Following up on Mikael's answer, you may have reasons for doing what you're doing. If you have access to a computational cluster, you might look into compiling
meme_p, a variant of
meme that incorporates OpenMPI components to spread out the work on multiple nodes.
You might build it like so:
$ cd /home/foo/meme_4.9.0
$ ./configure \
You need to add the OpenMPI
lib path to your
LD_LIBRARY_PATH environment variable, _e.g._
LD_LIBRARY_PATH=$LD_LIBRARY_PATH:/opt/openmpi-1.6.3/lib etc. in your environment setup. Your OpenMPI installation must also be present on or available to each cluster node.
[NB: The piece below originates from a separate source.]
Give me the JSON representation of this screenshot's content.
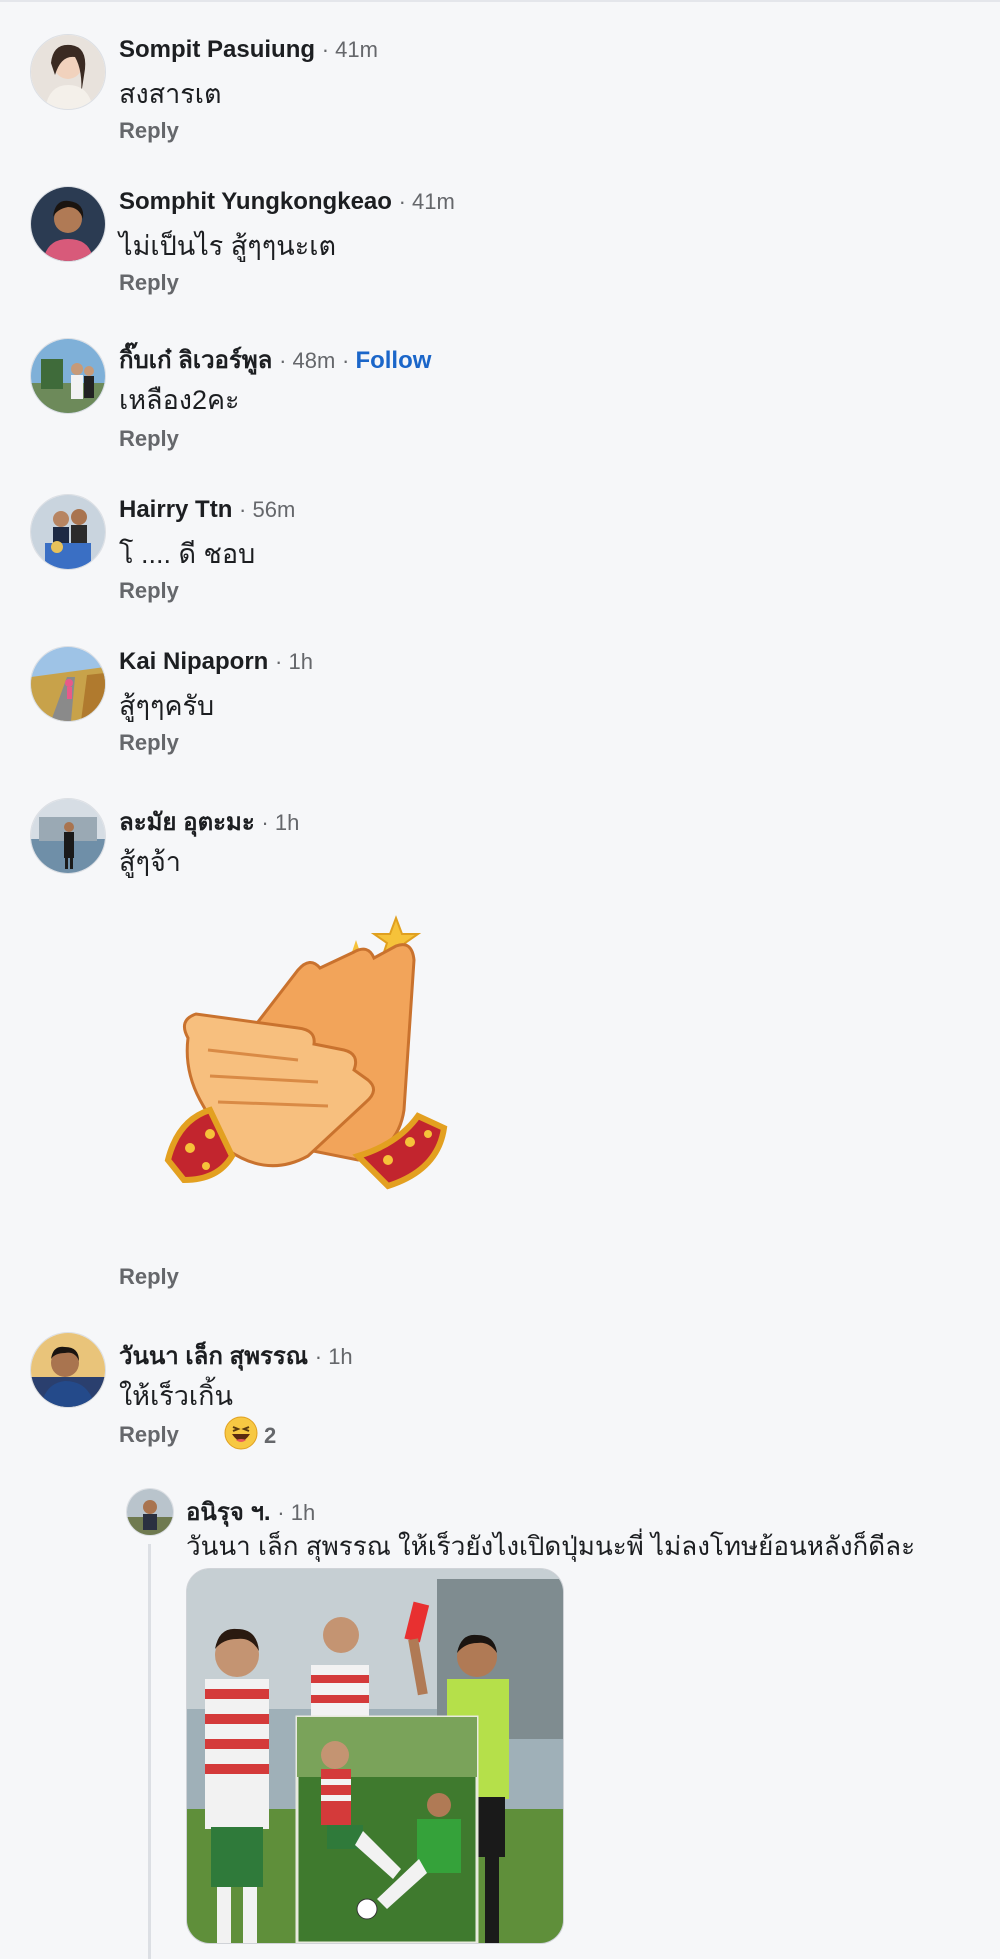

A Sun Grid Engine-based script called
runall.cluster would fire off the search as follows, supposing your sys admin has set up a parallel environment called
mpi_pe (for example) with at least 64 slots:
#$ -N memeCluster64
#$ -S /bin/bash
#$ -pe mpi_pe 64
#$ -v -np=64
#$ -o "memeCluster64.out"
#$ -e "memeCluster64.err"
time /opt/openmpi-1.6.3/bin/mpirun \
-np 64 \
-oc /home/foo/meme_4.9.0/output/myReads.fa.meme \
-nmotifs 30 \
-maxsize 100000000 \
To run it:
$ qsub ./runall.cluster
In our environment, testing showed immediate benefit with as few as 8 or 16 nodes, with diminishing returns after about 32-64 nodes. You could use GNU
time to do the same runtime testing on your end, i.e., measuring execution time vs nodes on a small test sequence set, in order to find a "sweet spot" where your job will run faster without taking up too much of the cluster.